On tour behind Master of Puppets, Metallica was sprinting to the top of the thrash world. A brush with black ice in Sweden almost destroyed everything. Bassist Cliff Burton wanted to sleep in guitarist Kirk Hammett’s bunk on the early morning hours of September 27, 1986. Hammett wasn’t in the mood to swap spots. The dispute was settled over a card draw, and Burton won. Begrudgingly, Hammett moved to the front of the bus to get a night’s rest. It turned out to be a lifesaving move. The band was awoken when their bus crashed flipped after slipping over black ice. Hammett made it out, but Burton didn’t. Seeing the bassist’s leg sticking out from under the bus (he was thrown from the bus and it subsequently landed on top of him), the guitarist frantically summoned his bandmates and crew to lift the bus. They succeeded in getting everyone out alive … except Burton. The chaotic scene has haunted Metallica ever since.
Fantasia opens up about her suicide attempt
Original Airdate: August 24, 2010
American Idol winner Fantasia had it all.

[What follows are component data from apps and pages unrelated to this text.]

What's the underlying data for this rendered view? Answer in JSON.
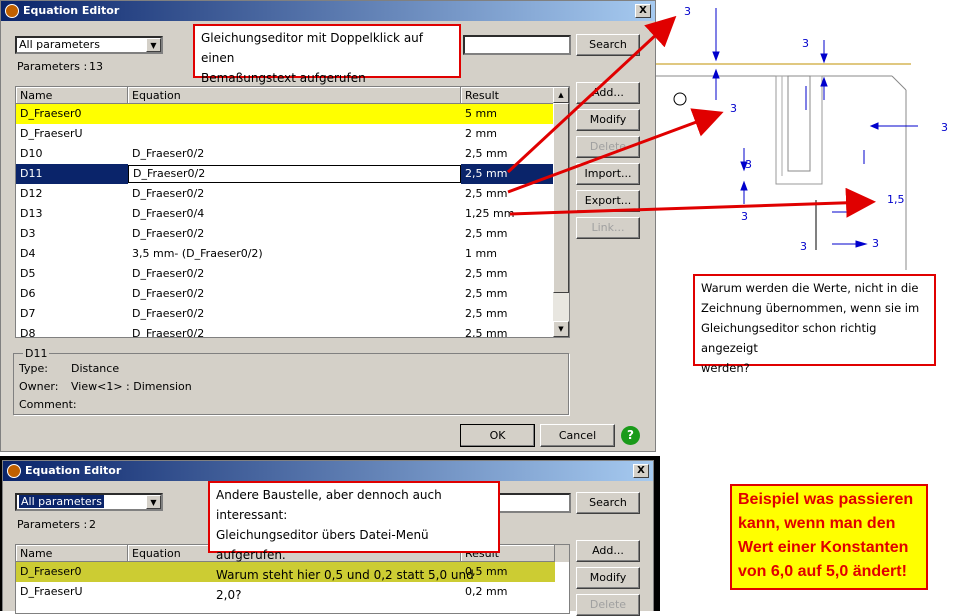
{
  "top_dialog": {
    "title": "Equation Editor",
    "close_label": "X",
    "filter_value": "All parameters",
    "params_label": "Parameters :",
    "params_count": "13",
    "search_label": "Search",
    "columns": [
      "Name",
      "Equation",
      "Result"
    ],
    "rows": [
      {
        "name": "D_Fraeser0",
        "equation": "",
        "result": "5 mm"
      },
      {
        "name": "D_FraeserU",
        "equation": "",
        "result": "2 mm"
      },
      {
        "name": "D10",
        "equation": "D_Fraeser0/2",
        "result": "2,5 mm"
      },
      {
        "name": "D11",
        "equation": "D_Fraeser0/2",
        "result": "2,5 mm"
      },
      {
        "name": "D12",
        "equation": "D_Fraeser0/2",
        "result": "2,5 mm"
      },
      {
        "name": "D13",
        "equation": "D_Fraeser0/4",
        "result": "1,25 mm"
      },
      {
        "name": "D3",
        "equation": "D_Fraeser0/2",
        "result": "2,5 mm"
      },
      {
        "name": "D4",
        "equation": "3,5  mm- (D_Fraeser0/2)",
        "result": "1 mm"
      },
      {
        "name": "D5",
        "equation": "D_Fraeser0/2",
        "result": "2,5 mm"
      },
      {
        "name": "D6",
        "equation": "D_Fraeser0/2",
        "result": "2,5 mm"
      },
      {
        "name": "D7",
        "equation": "D_Fraeser0/2",
        "result": "2,5 mm"
      },
      {
        "name": "D8",
        "equation": "D_Fraeser0/2",
        "result": "2,5 mm"
      }
    ],
    "buttons": {
      "add": "Add...",
      "modify": "Modify",
      "delete": "Delete",
      "import": "Import...",
      "export": "Export...",
      "link": "Link..."
    },
    "details": {
      "legend": "D11",
      "type_label": "Type:",
      "type_value": "Distance",
      "owner_label": "Owner:",
      "owner_value": "View<1> : Dimension",
      "comment_label": "Comment:"
    },
    "ok_label": "OK",
    "cancel_label": "Cancel",
    "help_label": "?"
  },
  "bottom_dialog": {
    "title": "Equation Editor",
    "close_label": "X",
    "filter_value": "All parameters",
    "params_label": "Parameters :",
    "params_count": "2",
    "search_label": "Search",
    "columns": [
      "Name",
      "Equation",
      "Result"
    ],
    "rows": [
      {
        "name": "D_Fraeser0",
        "equation": "",
        "result": "0,5 mm"
      },
      {
        "name": "D_FraeserU",
        "equation": "",
        "result": "0,2 mm"
      }
    ],
    "buttons": {
      "add": "Add...",
      "modify": "Modify",
      "delete": "Delete"
    }
  },
  "callouts": {
    "top": [
      "Gleichungseditor mit Doppelklick auf einen",
      "Bemaßungstext aufgerufen"
    ],
    "middle": [
      "Andere Baustelle, aber dennoch auch interessant:",
      "Gleichungseditor übers Datei-Menü aufgerufen.",
      "Warum steht hier 0,5 und 0,2 statt 5,0 und 2,0?"
    ],
    "right": [
      "Warum werden die Werte, nicht in die",
      "Zeichnung übernommen, wenn sie im",
      "Gleichungseditor schon richtig angezeigt",
      "werden?"
    ],
    "yellow": [
      "Beispiel was passieren",
      "kann, wenn man den",
      "Wert einer Konstanten",
      "von 6,0 auf 5,0 ändert!"
    ]
  },
  "drawing_dims": [
    "3",
    "3",
    "3",
    "3",
    "3",
    "3",
    "3",
    "1,5",
    "3"
  ],
  "colors": {
    "title_blue": "#0a246a",
    "selection": "#0a246a",
    "highlight": "#ffff00",
    "arrow_red": "#e00000",
    "dim_blue": "#0000cc"
  }
}
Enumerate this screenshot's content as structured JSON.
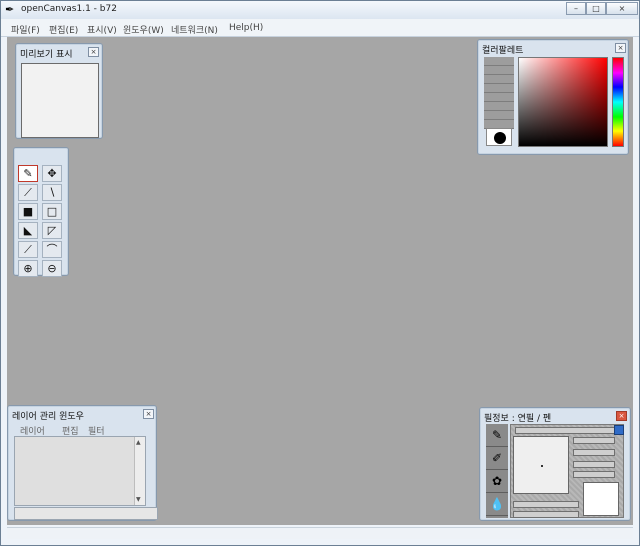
{
  "window": {
    "title": "openCanvas1.1 - b72",
    "app_icon": "pen-icon",
    "minimize": "–",
    "maximize": "□",
    "close": "×"
  },
  "menu": {
    "items": [
      "파일(F)",
      "편집(E)",
      "표시(V)",
      "윈도우(W)",
      "네트워크(N)",
      "Help(H)"
    ]
  },
  "panels": {
    "preview": {
      "title": "미리보기 표시",
      "close": "×"
    },
    "tools": {
      "items": [
        "pen",
        "move",
        "dropper",
        "line",
        "fill",
        "select",
        "polygon-fill",
        "polygon-select",
        "polyline",
        "curve",
        "zoom-in",
        "zoom-out"
      ]
    },
    "palette": {
      "title": "컬러팔레트",
      "close": "×"
    },
    "layers": {
      "title": "레이어 관리 윈도우",
      "close": "×",
      "tabs": [
        "레이어",
        "편집",
        "필터"
      ]
    },
    "brush": {
      "title": "필정보 : 연필 / 펜",
      "close": "×"
    }
  },
  "colors": {
    "workspace": "#a6a6a6",
    "panel": "#d9e3ee",
    "hue_start": "#ff0000"
  }
}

Despite the fame that came with winning the country’s biggest singing competition came the pressures of her relationship with Antwaun Cook, all of which almost killed her. She overdosed on aspirin and sleeping pills in a suicide attempt, but ultimately failed. The painstaking details of her describing the incident remains one of the more raw moments of the series.
Motley Crüe’s Vince Neil kills Hanoi Rocks drummer Nicholas “Razzle” Dingley
Original Airdate: December 13, 1998
In an episode full of juicy anecdotes and one Pamela Anderson sex tape, tragedy was the force that loomed large for singer Vince Neil. In late 1984, there were fewer bands bigger than Motley Crüe. Even by ‘80s standards, they lived fast and partied hard. On a liquor store run following a day of partying with members of Hanoi Rocks, Neil lost control of his super pricey De Tomaso Pantera and collided head-on with another car. Razzie, who was riding with Neil, died, and the occupants of the other vehicle suffered brain damage. Even though the episode aired a decade and a half after the incident, Neil’s recollection of the incident was tough to watch. Ultimately things didn’t change much for the singer, who got nailed twice more for DUI in 2007 and 2011.
Leif Garrett paralyzes a friend in a car accident
Original Airdate: June 10, 1999
At one point, Leif Garrett was the heir to the ‘70s teen idol throne. First an actor with pretty boy good looks, Garrett saw his career soar with a covers album and then a collection of disco songs. Then came the drugs. Starting when he was 14, Garrett fell into a deep drug addiction. Only 17, Garrett and friend Roland Winkler were out on the town a high Garrett crashed his car, which led to Winker’s paralysis. The incident loomed large over Garrett’s life, and was never quite able to shake that haunting moment. At the end of the episode, however, things took a positive Turn. Garrett and Winkler had a memorable reunion that seemed to put all of the demons and guilt that troubled the singer in the 20 years, to rest.
Milli Vanilli break down their epic con
Original Airdate: August 17, 1997
The first episode in the series was one of its most memorable. Prior to Milli Vanilli, there hadn’t been quite a con pulled on the music listening public. They detailed all of the indiscretions of their career in such painstakingly honest detail that it wasn’t impossible not to feel for them. Between their manager Frank Farian putting them up to the lip sync task to their infamous Grammy victory to finally getting caught when their tape messed up, Rob Pilatus and Fab Morvan became sympathetic figures whose hopes were that this documentary would finally put their sins of the past to rest and restart their career clean. Alas, it wasn’t meant to be. Pilatus committed suicide the night before the band’s promotional tour for Back and In Attack was set to begin, and sadly was the end of the German duo.